WASHINGTON (Reuters) – The number of Americans filing new unemployment benefits fell modestly last week as the COVID-19 pandemic shocked the nation, increasing the risk of the economy leaving work for the second. consecutive month in January.
Despite the labor market difficulties, the economy remains anchored in a strong manufacturing and real estate sector. Other data from Thursday showed that home construction and permits for future residential construction increased in December to levels last seen in 2006. Factory activity in the Central Atlantic region accelerated this month, with manufacturers who reported a boom in new orders.
The service sector has borne the brunt of the coronavirus crisis, with a disproportionate impact on low-income workers, who tend to be women and minorities. Addressing the so-called K-shaped recovery, in which the best-paid workers are doing well while the lowest-paid workers are losing ground, is one of the main challenges that President Joe Biden and his new administration face.
Initial claims for state unemployment dropped from 26,000 to 900,000 seasonally adjusted for the week ending Jan. 16, the Labor Department said. Economists interviewed by Reuters had forecast 910,000 questions in the past week.

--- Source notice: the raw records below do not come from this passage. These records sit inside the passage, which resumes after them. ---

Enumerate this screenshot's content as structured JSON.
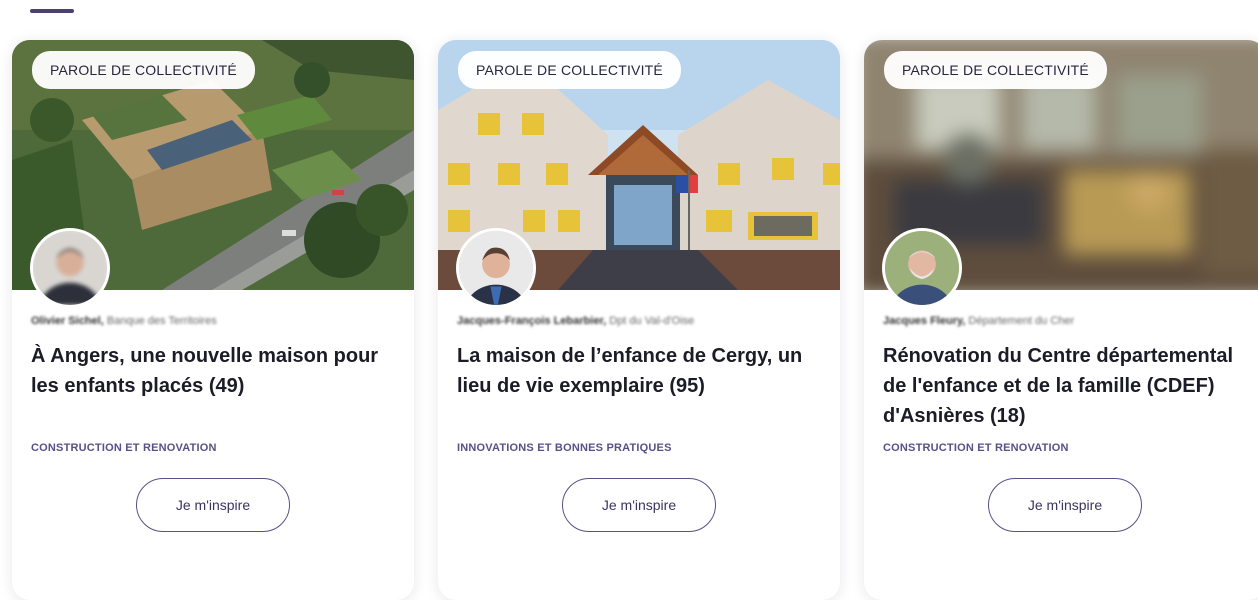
{
  "cards": [
    {
      "badge": "PAROLE DE COLLECTIVITÉ",
      "author_name": "Olivier Sichel,",
      "author_org": "Banque des Territoires",
      "title": "À Angers, une nouvelle maison pour les enfants placés (49)",
      "category": "CONSTRUCTION ET RENOVATION",
      "cta": "Je m'inspire"
    },
    {
      "badge": "PAROLE DE COLLECTIVITÉ",
      "author_name": "Jacques-François Lebarbier,",
      "author_org": "Dpt du Val-d'Oise",
      "title": "La maison de l’enfance de Cergy, un lieu de vie exemplaire (95)",
      "category": "INNOVATIONS ET BONNES PRATIQUES",
      "cta": "Je m'inspire"
    },
    {
      "badge": "PAROLE DE COLLECTIVITÉ",
      "author_name": "Jacques Fleury,",
      "author_org": "Département du Cher",
      "title": "Rénovation du Centre départemental de l'enfance et de la famille (CDEF) d'Asnières (18)",
      "category": "CONSTRUCTION ET RENOVATION",
      "cta": "Je m'inspire"
    }
  ],
  "colors": {
    "accent": "#5a4f86",
    "accent_line": "#4b4070",
    "badge_bg": "#ffffff",
    "text": "#1c1c28"
  }
}
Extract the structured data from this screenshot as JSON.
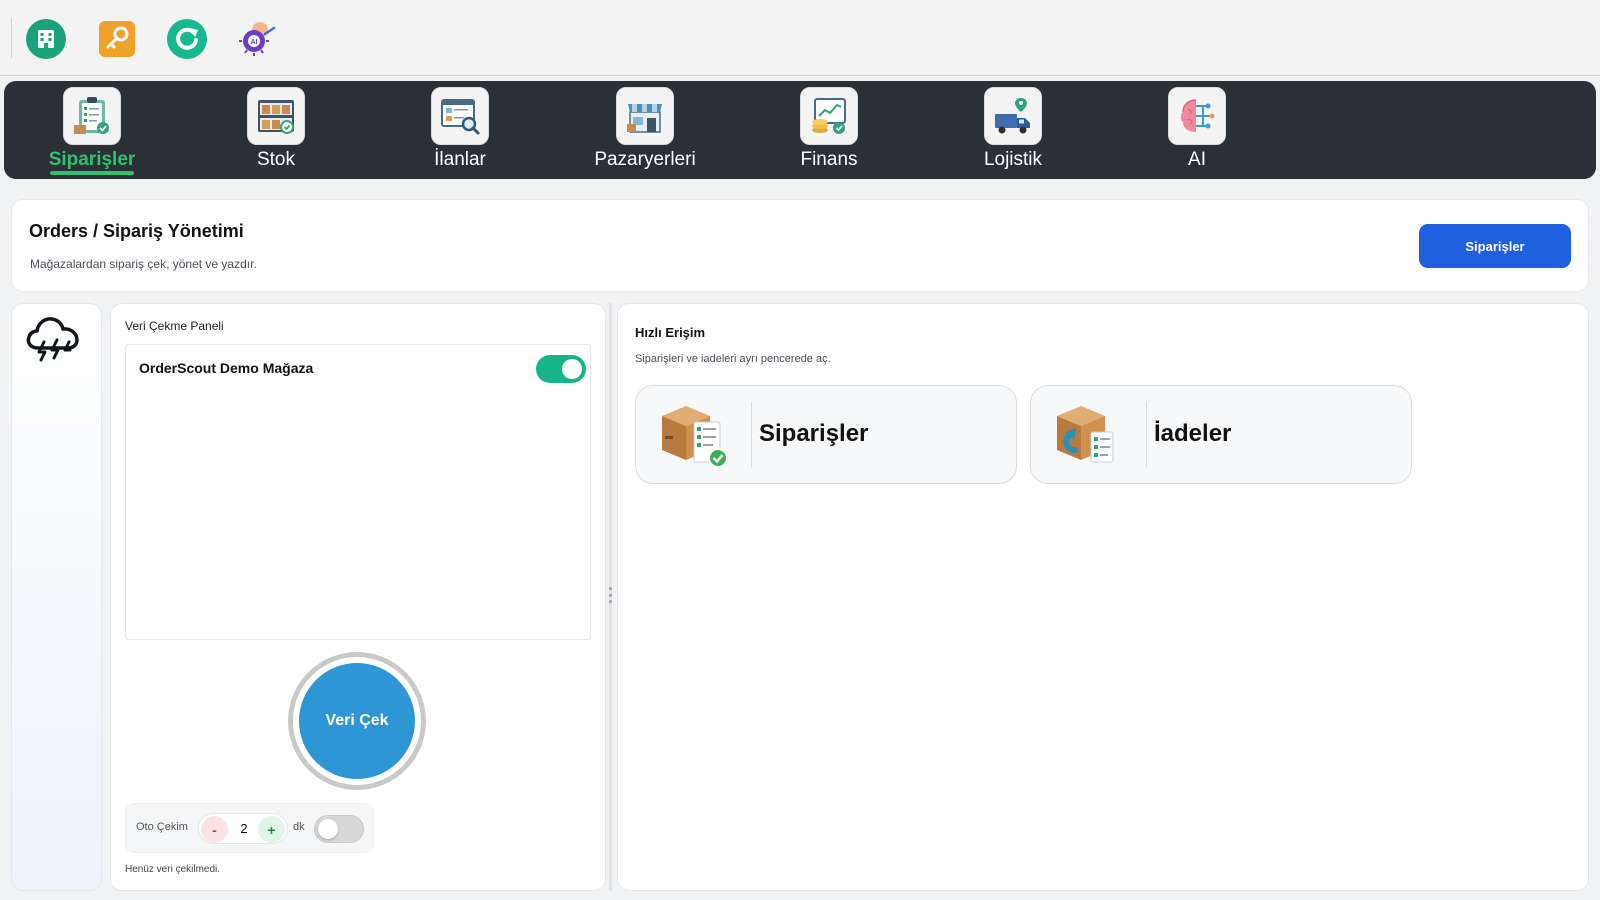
{
  "toolbar": {
    "buttons": [
      {
        "icon": "building-icon",
        "color": "#1aa37a"
      },
      {
        "icon": "key-icon",
        "color": "#f0a12c"
      },
      {
        "icon": "refresh-icon",
        "color": "#17b890"
      },
      {
        "icon": "ai-chip-icon",
        "color": "#6b3fc4"
      }
    ]
  },
  "modules": {
    "active": "Siparişler",
    "active_color": "#2fc36d",
    "items": [
      {
        "label": "Siparişler",
        "icon": "clipboard-checklist-icon"
      },
      {
        "label": "Stok",
        "icon": "warehouse-shelf-icon"
      },
      {
        "label": "İlanlar",
        "icon": "listing-search-icon"
      },
      {
        "label": "Pazaryerleri",
        "icon": "storefront-icon"
      },
      {
        "label": "Finans",
        "icon": "finance-coins-icon"
      },
      {
        "label": "Lojistik",
        "icon": "delivery-truck-icon"
      },
      {
        "label": "AI",
        "icon": "ai-brain-icon"
      }
    ]
  },
  "header": {
    "title": "Orders / Sipariş Yönetimi",
    "subtitle": "Mağazalardan sipariş çek, yönet ve yazdır.",
    "action_label": "Siparişler",
    "action_color": "#1f5fe0"
  },
  "rail": {
    "icon": "cloud-lightning-icon"
  },
  "fetch_panel": {
    "title": "Veri Çekme Paneli",
    "store_name": "OrderScout Demo Mağaza",
    "store_enabled": true,
    "fetch_button": "Veri Çek",
    "fetch_color": "#2f96d6",
    "auto": {
      "label": "Oto Çekim",
      "minus": "-",
      "value": "2",
      "plus": "+",
      "unit": "dk",
      "enabled": false
    },
    "status": "Henüz veri çekilmedi."
  },
  "quick_access": {
    "title": "Hızlı Erişim",
    "subtitle": "Siparişleri ve iadeleri ayrı pencerede aç.",
    "cards": [
      {
        "label": "Siparişler",
        "icon": "order-box-checklist-icon"
      },
      {
        "label": "İadeler",
        "icon": "return-box-icon"
      }
    ]
  }
}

Unadjusted complaints fell from 151,303 to 960,668 last week. Economists prefer the unadjusted number due to previous difficulties in adjusting claims data for seasonal fluctuations due to the economic shock caused by the pandemic. Including a government-funded program for self-employed, gig workers, and others who don’t qualify for regular state unemployment programs, 1.4 million people applied last week.
Out of control coronavirus infections are disrupting operations in businesses such as restaurants, gyms and other establishments where crowds tend to gather, reducing working hours for many workers and pushing others out of work.
Consumers are also snuggling at home, leading to weakening demand. COVID-19 has infected more than 24 million people, with a death toll exceeding 400,000 since the start of the pandemic in the United States.
US equities opened higher as investors bet on greater relief from the pandemic and rapid launch of vaccines under the Biden administration. The dollar fell against a basket of currencies. US Treasury prices were lower.
Some of the claims reflect people re-applying for benefits following the government’s recent renewal of a $ 300 unemployment supplement through March 14 as part of the nearly $ 900 billion in additional tax stimulus. Programs for self-employed, gig workers and those who have exhausted their benefits were also extended.
Claims data are also difficult to adjust for seasonal fluctuations at the start of the year, a task made even more difficult given the shock caused by the coronavirus.
MOMENT THAT GOES DOWN
However, recent data has shown that the labor market recovery has stalled. The data on complaints covered the week that the government surveyed factories for the non-farm payroll component of the January employment report. The claims changed little between the December and January survey period.
The economy lost 140,000 jobs in December, the first job loss since April, when authorities across the country applied home-based measures to slow the spread of the virus. Retail sales fell for a third consecutive month in December.
Although jobless claims have declined from a record 6.867 million in March, remain above their peak of 665,000 during the Great Recession of 2007-2009.
The complaints report showed that the number of people receiving benefits after an initial week of aid decreased from 127,000 to 5.054 million during the week ending January 9.
At the beginning of the year, some 16 million people were receiving unemployment benefits under all programs. The economy made up 12.4 million of the 22.2 million jobs lost in March and April. Economists say it could take several years for the labor market to recover from the pandemic.
In a separate report on Thursday, the Commerce Department said housing start jumped 5.8% to a seasonally adjusted annual rate of 1.669 million units last month, the highest level since September 2006. The economists they predicted that starts would increase at a rate of 1.560 million units in December. Goodwill amounted to 1,380 million in 2020, up 7.0% from 2019.
Permits for future residential construction increased 4.5% to a rate of 1.709 million units in December, the highest since August 2006. Permits, which typically lead to a one to two month start, were 1,452 million last year, an increase of 4.8% from 2019.
The real estate market is supported by cheaper mortgages and an exodus from from urban centers to suburbs and other low-density areas as companies allow employees to work from home and schools switch to online courses due to the pandemic. About 23.7% of the workforce works from home.
A third relationship from the Philadelphia Federal Reserve showed that its Economic Conditions Index rose to a reading of 26.5 this month from 9.1 in December. A measure of new orders at factories in the region covering eastern Pennsylvania, southern New Jersey and Delaware, at a reading of 30.0 from 1.9 in December.
The measures for factory employment have also improved. Although the producers said they paid more for raw materials, they were also able to raise the prices of their products. Manufacturers have been optimistic about capital investment plans over the coming six months.
Reporting by Lucia Mutikani; Editing by Andrea Ricci